In this assignment I’m going to talk about the structure of the main tissues which are found within the body as well as what their role is in the terms of two named organs of the body. Tissues are a collection of similar cells that group together to carry out a specific function within the body. There are four different types of tissue found in the human body which include; epithelial tissue; connective tissue; muscle tissue and nerve tissue.
The first type of tissue found in the human body is epithelial tissue. These types of tissue are found covering the whole surface of the body, lining of cavities, hollow organs and tubes. The cells a very closely packed and are arranged in one or more layers, they are composed of several layers called Compound Epithelial or a single layer called Simple. Epithelial cells are packed together with hardly any intercellular spaces with a small amount of intercellular substance known as matrix. The bottom layer of the cells are usually attached to connective tissue called the basement membrane which provides structural support and is used to bind the cells to neighbouring structures. The structure of epithelial tissue is related to the function it carries out which include; protection; secretion and absorption.

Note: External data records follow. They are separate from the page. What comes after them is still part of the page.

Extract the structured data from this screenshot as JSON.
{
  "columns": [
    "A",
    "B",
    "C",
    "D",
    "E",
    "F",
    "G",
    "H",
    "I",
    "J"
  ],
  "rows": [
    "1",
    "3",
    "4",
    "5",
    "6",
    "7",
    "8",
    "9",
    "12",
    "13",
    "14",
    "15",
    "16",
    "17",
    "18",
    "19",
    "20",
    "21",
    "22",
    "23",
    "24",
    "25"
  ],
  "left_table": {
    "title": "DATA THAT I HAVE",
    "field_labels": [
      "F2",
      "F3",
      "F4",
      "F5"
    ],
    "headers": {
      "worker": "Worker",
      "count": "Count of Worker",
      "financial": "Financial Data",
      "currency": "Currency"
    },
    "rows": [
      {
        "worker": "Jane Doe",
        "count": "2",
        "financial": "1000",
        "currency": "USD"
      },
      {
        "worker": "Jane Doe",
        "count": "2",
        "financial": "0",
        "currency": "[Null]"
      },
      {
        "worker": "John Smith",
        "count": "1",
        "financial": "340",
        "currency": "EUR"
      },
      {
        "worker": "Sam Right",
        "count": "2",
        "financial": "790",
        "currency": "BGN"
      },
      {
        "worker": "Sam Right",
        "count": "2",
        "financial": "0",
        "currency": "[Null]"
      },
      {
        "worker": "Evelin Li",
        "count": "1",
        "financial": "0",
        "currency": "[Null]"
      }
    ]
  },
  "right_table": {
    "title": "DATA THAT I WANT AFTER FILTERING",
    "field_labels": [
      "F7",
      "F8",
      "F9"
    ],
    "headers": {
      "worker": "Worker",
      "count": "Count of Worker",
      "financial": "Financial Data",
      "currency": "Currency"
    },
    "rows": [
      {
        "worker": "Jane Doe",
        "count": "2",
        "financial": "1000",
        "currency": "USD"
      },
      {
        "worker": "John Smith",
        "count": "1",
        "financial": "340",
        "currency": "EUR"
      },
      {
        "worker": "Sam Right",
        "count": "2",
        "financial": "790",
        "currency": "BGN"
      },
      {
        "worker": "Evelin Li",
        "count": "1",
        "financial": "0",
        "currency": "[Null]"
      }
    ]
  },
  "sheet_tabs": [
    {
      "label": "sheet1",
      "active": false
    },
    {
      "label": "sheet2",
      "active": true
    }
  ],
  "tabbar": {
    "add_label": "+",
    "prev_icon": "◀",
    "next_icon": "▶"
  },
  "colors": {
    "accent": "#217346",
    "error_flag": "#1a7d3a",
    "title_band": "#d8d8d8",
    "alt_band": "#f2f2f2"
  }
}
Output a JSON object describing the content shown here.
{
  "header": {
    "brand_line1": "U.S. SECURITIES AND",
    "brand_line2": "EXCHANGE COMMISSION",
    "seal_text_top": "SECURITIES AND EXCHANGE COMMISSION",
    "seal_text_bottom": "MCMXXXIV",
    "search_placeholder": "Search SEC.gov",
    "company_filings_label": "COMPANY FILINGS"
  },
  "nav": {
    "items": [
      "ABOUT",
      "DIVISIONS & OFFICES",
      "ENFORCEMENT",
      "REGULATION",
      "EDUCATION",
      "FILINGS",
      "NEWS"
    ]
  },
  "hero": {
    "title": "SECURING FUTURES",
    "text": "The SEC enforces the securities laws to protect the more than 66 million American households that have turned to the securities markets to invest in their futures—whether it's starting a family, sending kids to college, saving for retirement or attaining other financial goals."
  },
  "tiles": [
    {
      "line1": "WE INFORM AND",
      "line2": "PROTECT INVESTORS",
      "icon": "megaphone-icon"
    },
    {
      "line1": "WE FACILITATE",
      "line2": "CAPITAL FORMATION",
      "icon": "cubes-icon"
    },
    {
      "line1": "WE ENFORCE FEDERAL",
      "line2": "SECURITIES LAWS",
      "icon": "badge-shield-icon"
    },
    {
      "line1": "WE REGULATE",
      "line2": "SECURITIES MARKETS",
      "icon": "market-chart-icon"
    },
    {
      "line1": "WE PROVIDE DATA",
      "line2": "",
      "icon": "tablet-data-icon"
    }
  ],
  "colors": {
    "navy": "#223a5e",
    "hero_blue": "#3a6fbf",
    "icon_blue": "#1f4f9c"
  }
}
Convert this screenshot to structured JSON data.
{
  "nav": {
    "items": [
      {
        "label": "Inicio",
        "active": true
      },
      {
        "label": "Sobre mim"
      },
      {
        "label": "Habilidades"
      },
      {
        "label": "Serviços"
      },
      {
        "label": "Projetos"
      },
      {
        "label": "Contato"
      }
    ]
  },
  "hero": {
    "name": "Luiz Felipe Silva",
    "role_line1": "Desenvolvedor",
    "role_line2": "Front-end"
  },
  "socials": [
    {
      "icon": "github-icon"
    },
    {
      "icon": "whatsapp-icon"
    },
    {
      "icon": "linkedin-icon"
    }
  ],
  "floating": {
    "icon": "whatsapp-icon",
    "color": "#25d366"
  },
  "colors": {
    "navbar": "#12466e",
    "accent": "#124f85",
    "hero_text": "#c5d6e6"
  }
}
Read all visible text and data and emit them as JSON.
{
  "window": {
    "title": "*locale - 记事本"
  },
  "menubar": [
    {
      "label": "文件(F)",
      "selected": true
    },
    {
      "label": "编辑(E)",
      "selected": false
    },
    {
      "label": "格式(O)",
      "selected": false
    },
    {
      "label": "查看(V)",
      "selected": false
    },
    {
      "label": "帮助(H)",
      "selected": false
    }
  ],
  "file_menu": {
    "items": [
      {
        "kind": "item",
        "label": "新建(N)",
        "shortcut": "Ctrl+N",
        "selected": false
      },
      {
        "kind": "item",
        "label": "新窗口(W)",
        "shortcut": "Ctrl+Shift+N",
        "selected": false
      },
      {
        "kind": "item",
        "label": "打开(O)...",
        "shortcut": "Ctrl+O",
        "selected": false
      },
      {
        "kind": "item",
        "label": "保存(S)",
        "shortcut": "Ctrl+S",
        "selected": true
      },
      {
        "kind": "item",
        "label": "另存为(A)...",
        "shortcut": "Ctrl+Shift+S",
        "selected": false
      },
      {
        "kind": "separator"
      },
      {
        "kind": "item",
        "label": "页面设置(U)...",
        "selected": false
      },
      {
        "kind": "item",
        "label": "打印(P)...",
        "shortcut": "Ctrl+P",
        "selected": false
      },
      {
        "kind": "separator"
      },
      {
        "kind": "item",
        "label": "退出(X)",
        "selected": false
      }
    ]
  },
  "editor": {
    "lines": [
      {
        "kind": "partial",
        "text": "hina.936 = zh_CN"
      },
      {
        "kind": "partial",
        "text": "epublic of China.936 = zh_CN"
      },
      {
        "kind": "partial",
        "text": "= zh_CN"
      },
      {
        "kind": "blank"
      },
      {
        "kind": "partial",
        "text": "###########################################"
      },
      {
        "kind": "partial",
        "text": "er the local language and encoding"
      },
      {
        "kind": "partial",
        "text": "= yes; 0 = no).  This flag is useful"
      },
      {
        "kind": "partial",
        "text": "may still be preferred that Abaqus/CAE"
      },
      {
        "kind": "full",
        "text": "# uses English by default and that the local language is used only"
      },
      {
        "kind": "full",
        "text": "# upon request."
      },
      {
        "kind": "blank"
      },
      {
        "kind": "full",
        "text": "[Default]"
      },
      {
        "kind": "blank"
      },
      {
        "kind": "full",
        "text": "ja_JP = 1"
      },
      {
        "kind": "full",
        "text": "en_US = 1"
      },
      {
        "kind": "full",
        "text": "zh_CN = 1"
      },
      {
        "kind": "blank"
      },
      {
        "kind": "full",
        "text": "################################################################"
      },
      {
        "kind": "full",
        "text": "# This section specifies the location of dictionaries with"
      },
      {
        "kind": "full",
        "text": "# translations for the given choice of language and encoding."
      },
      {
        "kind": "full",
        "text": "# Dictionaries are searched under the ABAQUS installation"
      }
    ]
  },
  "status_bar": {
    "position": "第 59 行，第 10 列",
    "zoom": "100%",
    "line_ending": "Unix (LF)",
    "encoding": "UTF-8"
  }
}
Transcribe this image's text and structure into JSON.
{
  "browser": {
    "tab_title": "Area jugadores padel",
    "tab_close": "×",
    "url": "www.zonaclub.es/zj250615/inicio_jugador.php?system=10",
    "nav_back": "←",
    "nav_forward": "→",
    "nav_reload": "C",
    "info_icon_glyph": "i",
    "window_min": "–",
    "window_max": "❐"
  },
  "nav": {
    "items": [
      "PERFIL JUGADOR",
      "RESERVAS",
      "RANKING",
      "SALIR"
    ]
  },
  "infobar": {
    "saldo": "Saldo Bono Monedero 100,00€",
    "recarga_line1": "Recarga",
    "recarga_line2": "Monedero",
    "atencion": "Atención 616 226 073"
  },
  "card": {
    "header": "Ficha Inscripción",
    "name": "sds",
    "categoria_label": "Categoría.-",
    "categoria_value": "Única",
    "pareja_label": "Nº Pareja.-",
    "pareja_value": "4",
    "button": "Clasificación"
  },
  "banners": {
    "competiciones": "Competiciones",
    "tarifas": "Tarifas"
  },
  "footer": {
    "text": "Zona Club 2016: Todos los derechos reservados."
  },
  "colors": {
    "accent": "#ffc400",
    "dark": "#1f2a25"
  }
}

Simple epithelium consists of a single layer of identical cells, which are divided into three main types. The types are named depending on their shape which alters according to the functions they carry out. The more the tissue gets used, the taller the cells. Simple epithelium is usually found on absorptive or secretory surfaces, where it helps to speed up these processes due to the single layer of cells. Simple Epithelium can be squamous, cuboidal, columnar or ciliated.
Squamous cells are a single layer of flat cells which contain a nucleus that forms a lump in the centre. They fit closely together forming a thin and smooth layer of membrane across which allows
References: Beryl Stretch (2010), Health and Social Care, Level three, BTEC National, Book one. Anne Waugh and Alison Grant (2010), Ross and Wilson Anatomy and Physiology in health and illness, 11th edition. Dr, Kenneth R. Chien (2012) Working tissue inside the heart. Available at: http://www.boston.com/yourlife/health/diseases/articles/2006/11/23/Working_tissues_inside_the_heart/ [Accessed 15th December 2012]